[Records for the exercise Boundary: Start]
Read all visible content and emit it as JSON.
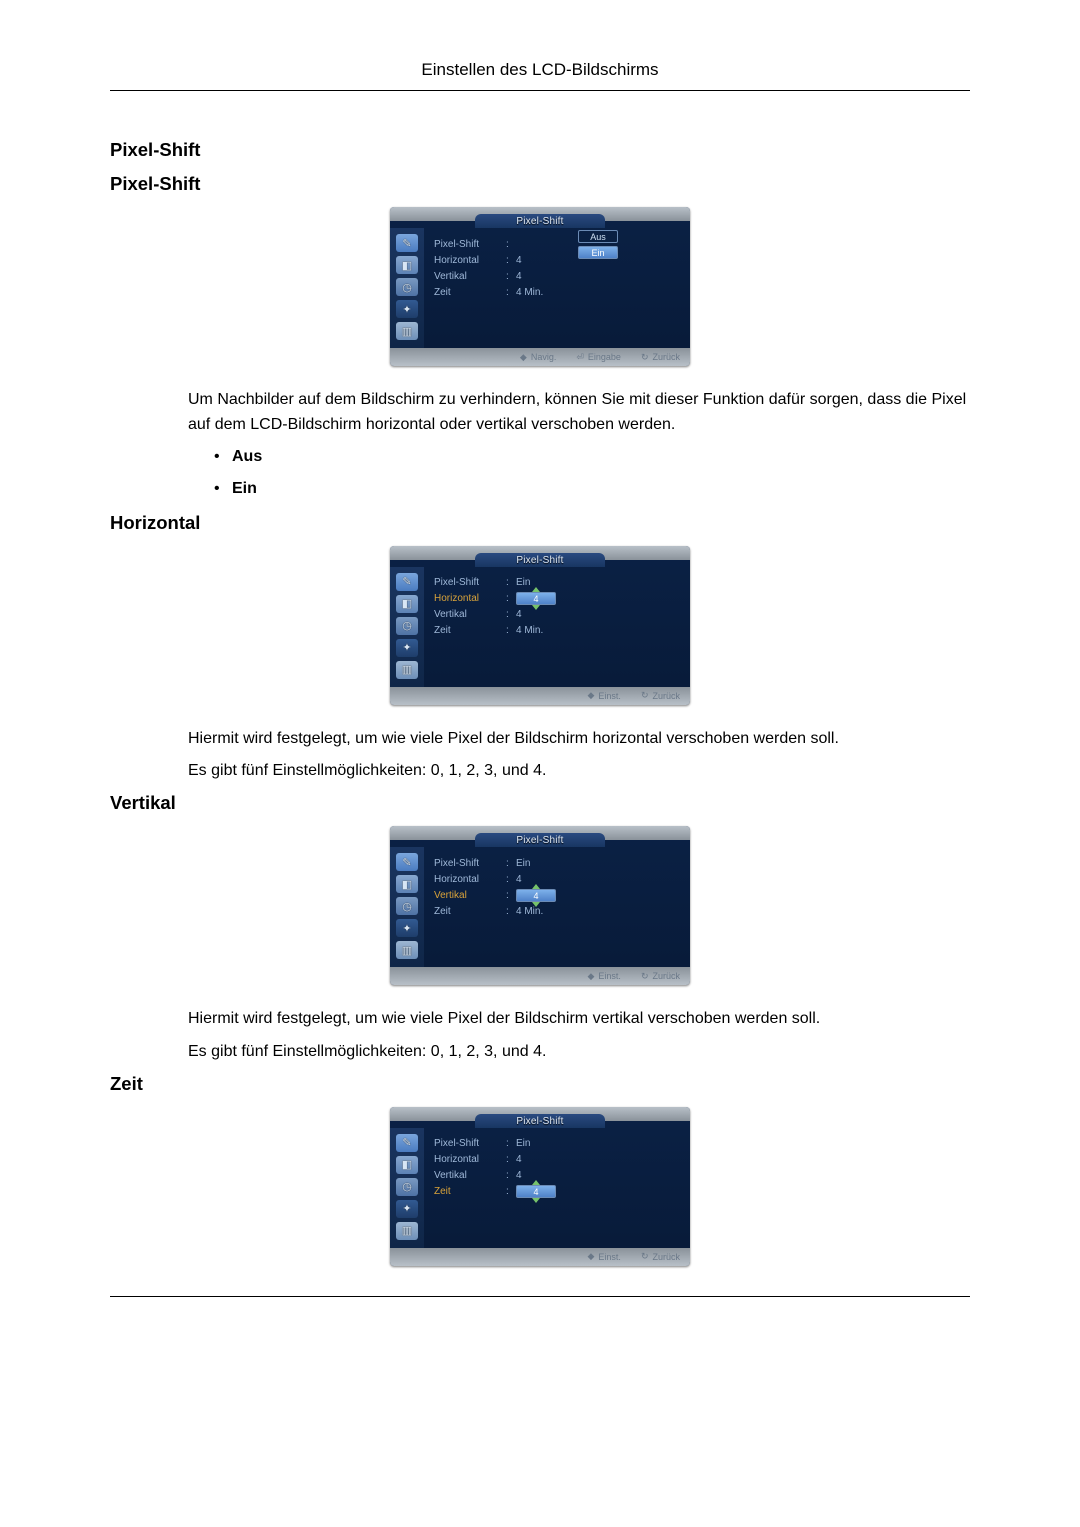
{
  "header": {
    "title": "Einstellen des LCD-Bildschirms"
  },
  "osd_common": {
    "title": "Pixel-Shift",
    "labels": {
      "pixel_shift": "Pixel-Shift",
      "horizontal": "Horizontal",
      "vertikal": "Vertikal",
      "zeit": "Zeit"
    },
    "footer": {
      "navig": "Navig.",
      "eingabe": "Eingabe",
      "zurueck": "Zurück",
      "einst": "Einst."
    }
  },
  "sections": {
    "s1_title": "Pixel-Shift",
    "s1_sub": "Pixel-Shift",
    "s1_desc": "Um Nachbilder auf dem Bildschirm zu verhindern, können Sie mit dieser Funktion dafür sorgen, dass die Pixel auf dem LCD-Bildschirm horizontal oder vertikal verschoben werden.",
    "s1_opts": {
      "aus": "Aus",
      "ein": "Ein"
    },
    "s2_title": "Horizontal",
    "s2_desc1": "Hiermit wird festgelegt, um wie viele Pixel der Bildschirm horizontal verschoben werden soll.",
    "s2_desc2": "Es gibt fünf Einstellmöglichkeiten: 0, 1, 2, 3, und 4.",
    "s3_title": "Vertikal",
    "s3_desc1": "Hiermit wird festgelegt, um wie viele Pixel der Bildschirm vertikal verschoben werden soll.",
    "s3_desc2": "Es gibt fünf Einstellmöglichkeiten: 0, 1, 2, 3, und 4.",
    "s4_title": "Zeit"
  },
  "osd1": {
    "pixel_shift_opts": {
      "aus": "Aus",
      "ein": "Ein"
    },
    "horizontal": "4",
    "vertikal": "4",
    "zeit": "4 Min."
  },
  "osd2": {
    "pixel_shift": "Ein",
    "horizontal_box": "4",
    "vertikal": "4",
    "zeit": "4 Min."
  },
  "osd3": {
    "pixel_shift": "Ein",
    "horizontal": "4",
    "vertikal_box": "4",
    "zeit": "4 Min."
  },
  "osd4": {
    "pixel_shift": "Ein",
    "horizontal": "4",
    "vertikal": "4",
    "zeit_box": "4"
  }
}
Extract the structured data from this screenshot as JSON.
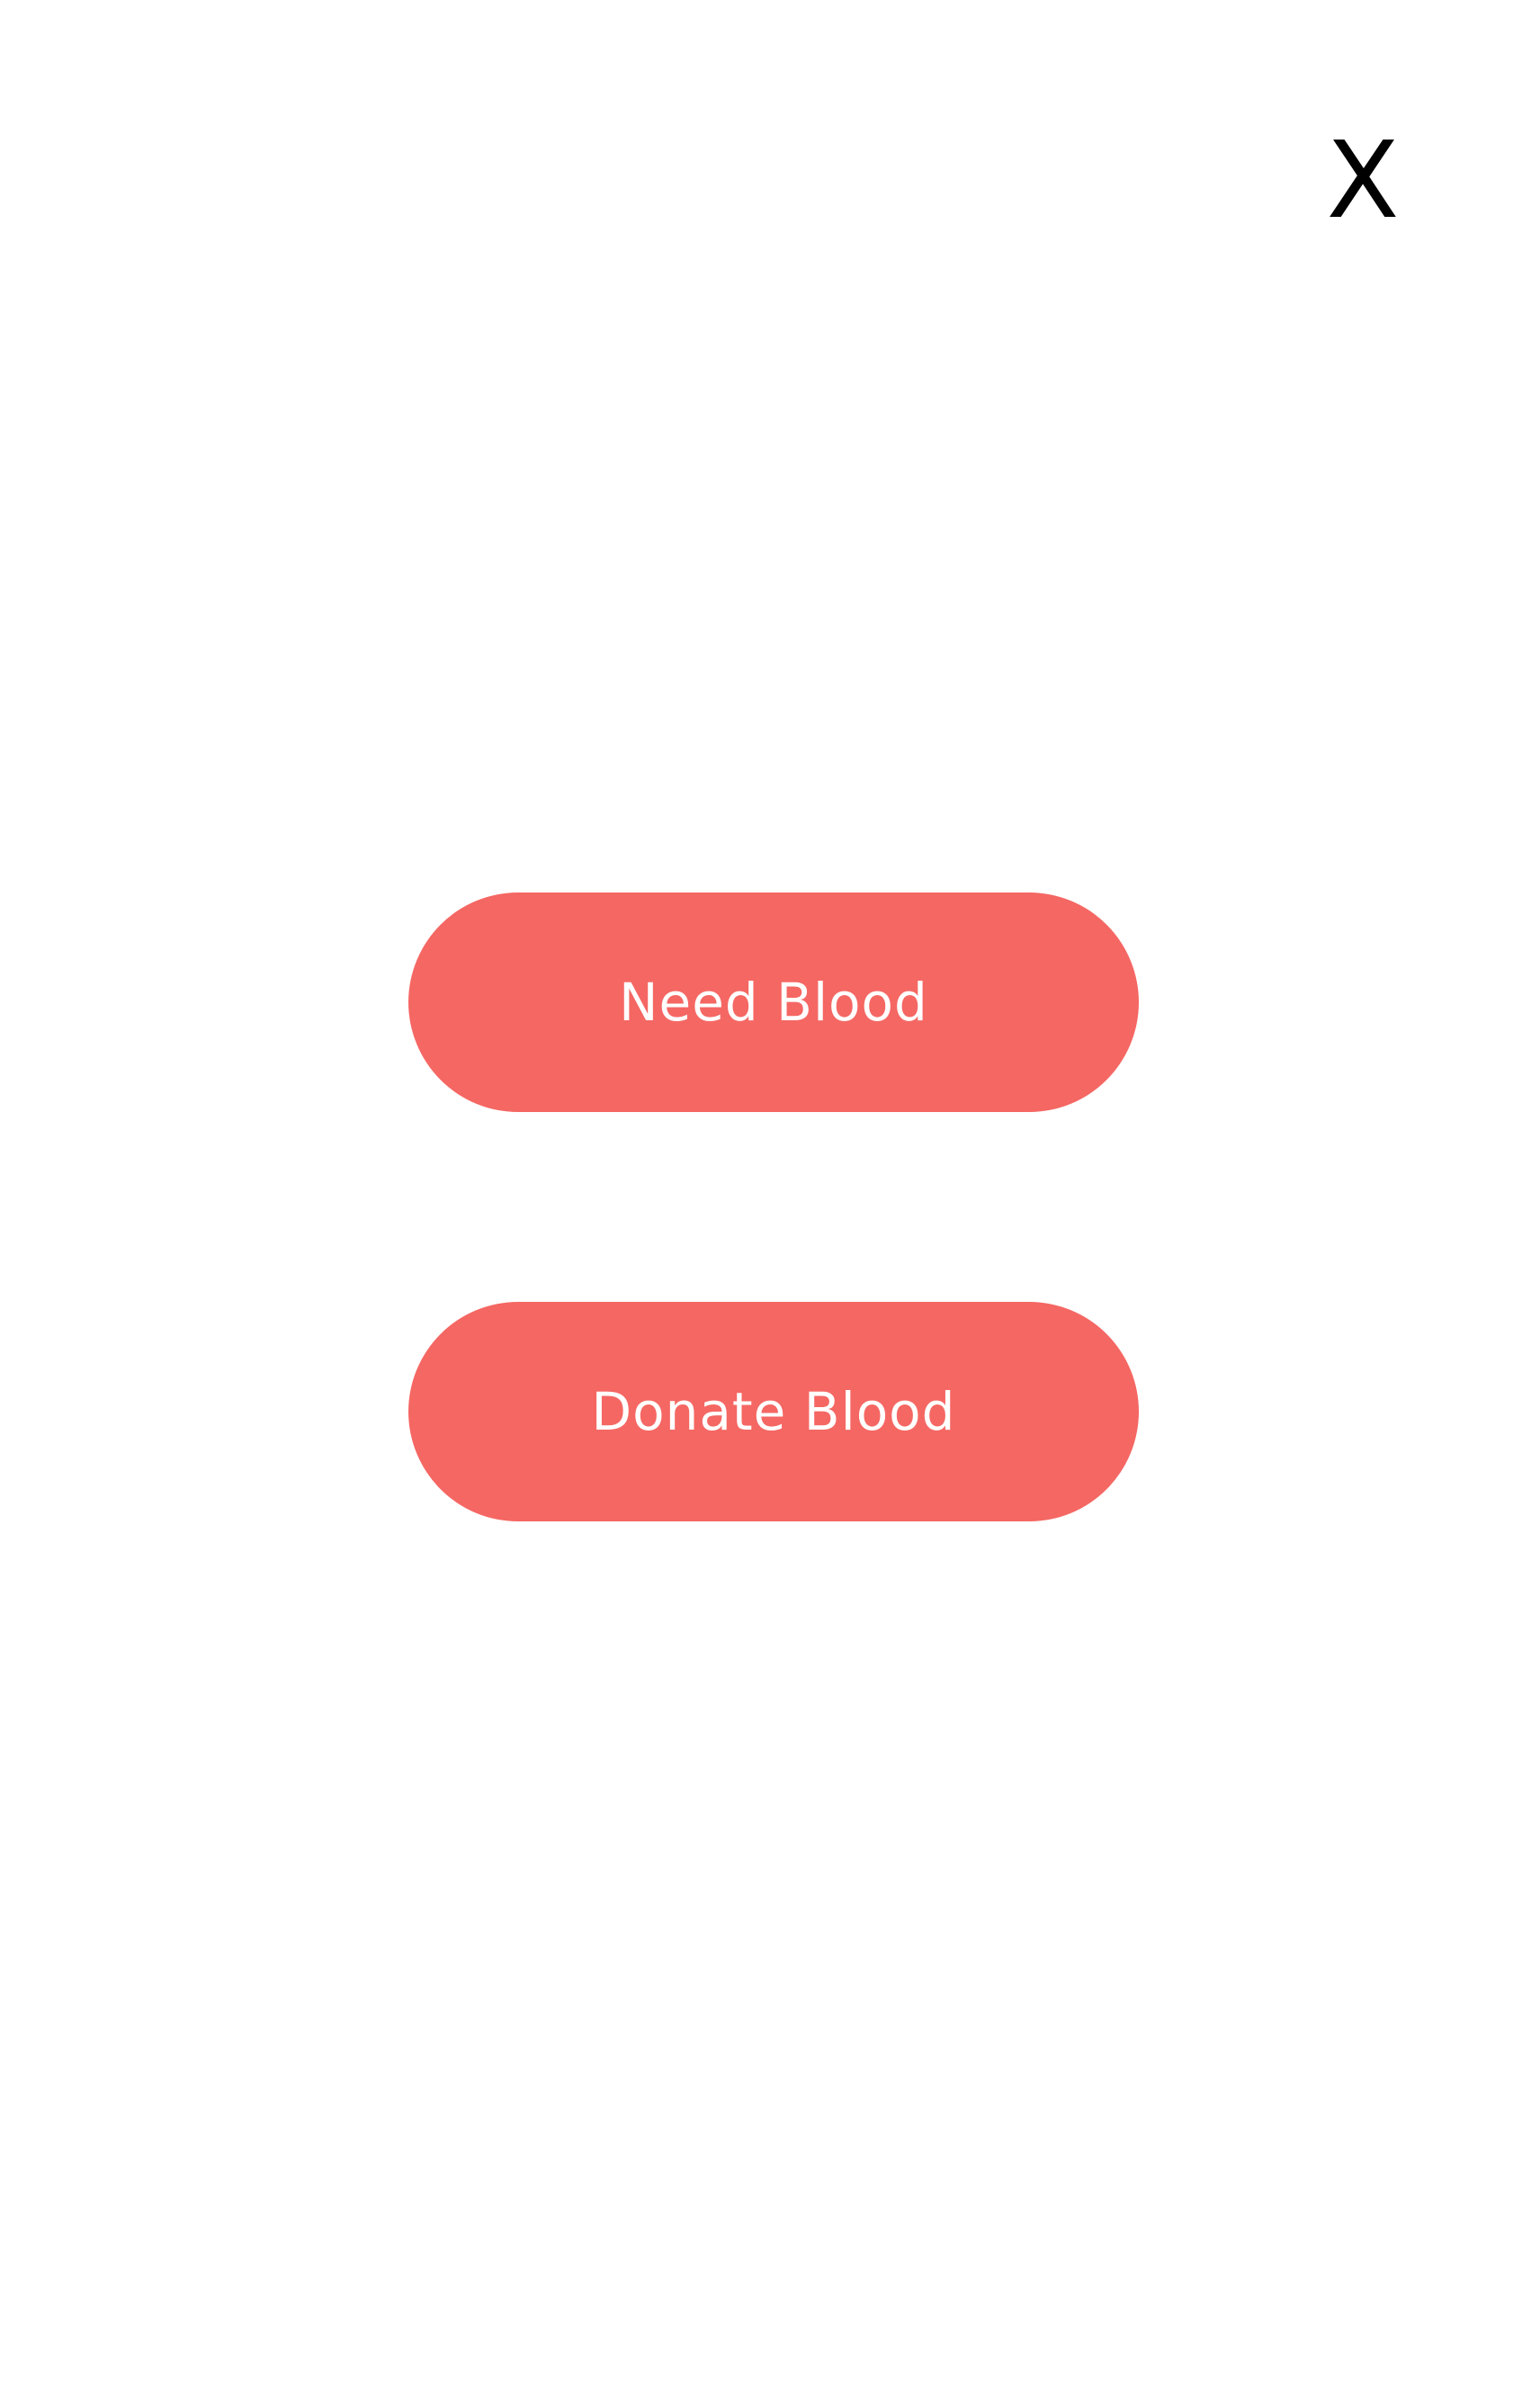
{
  "header": {
    "close_label": "X"
  },
  "actions": {
    "need_blood_label": "Need Blood",
    "donate_blood_label": "Donate Blood"
  },
  "colors": {
    "background": "#FFFFFF",
    "button_accent": "#F56763",
    "button_text": "#FFFFFF",
    "close_text": "#000000"
  }
}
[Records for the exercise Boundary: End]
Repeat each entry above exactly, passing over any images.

Read all visible content and emit it as JSON.
{
  "header": {
    "title": "Einstellen des LCD-Bildschirms"
  },
  "osd_common": {
    "title": "Pixel-Shift",
    "labels": {
      "pixel_shift": "Pixel-Shift",
      "horizontal": "Horizontal",
      "vertikal": "Vertikal",
      "zeit": "Zeit"
    },
    "footer": {
      "navig": "Navig.",
      "eingabe": "Eingabe",
      "zurueck": "Zurück",
      "einst": "Einst."
    }
  },
  "sections": {
    "s1_title": "Pixel-Shift",
    "s1_sub": "Pixel-Shift",
    "s1_desc": "Um Nachbilder auf dem Bildschirm zu verhindern, können Sie mit dieser Funktion dafür sorgen, dass die Pixel auf dem LCD-Bildschirm horizontal oder vertikal verschoben werden.",
    "s1_opts": {
      "aus": "Aus",
      "ein": "Ein"
    },
    "s2_title": "Horizontal",
    "s2_desc1": "Hiermit wird festgelegt, um wie viele Pixel der Bildschirm horizontal verschoben werden soll.",
    "s2_desc2": "Es gibt fünf Einstellmöglichkeiten: 0, 1, 2, 3, und 4.",
    "s3_title": "Vertikal",
    "s3_desc1": "Hiermit wird festgelegt, um wie viele Pixel der Bildschirm vertikal verschoben werden soll.",
    "s3_desc2": "Es gibt fünf Einstellmöglichkeiten: 0, 1, 2, 3, und 4.",
    "s4_title": "Zeit"
  },
  "osd1": {
    "pixel_shift_opts": {
      "aus": "Aus",
      "ein": "Ein"
    },
    "horizontal": "4",
    "vertikal": "4",
    "zeit": "4 Min."
  },
  "osd2": {
    "pixel_shift": "Ein",
    "horizontal_box": "4",
    "vertikal": "4",
    "zeit": "4 Min."
  },
  "osd3": {
    "pixel_shift": "Ein",
    "horizontal": "4",
    "vertikal_box": "4",
    "zeit": "4 Min."
  },
  "osd4": {
    "pixel_shift": "Ein",
    "horizontal": "4",
    "vertikal": "4",
    "zeit_box": "4"
  }
}
Extract the structured data from this screenshot as JSON.
{
  "header": {
    "close_label": "X"
  },
  "actions": {
    "need_blood_label": "Need Blood",
    "donate_blood_label": "Donate Blood"
  },
  "colors": {
    "background": "#FFFFFF",
    "button_accent": "#F56763",
    "button_text": "#FFFFFF",
    "close_text": "#000000"
  }
}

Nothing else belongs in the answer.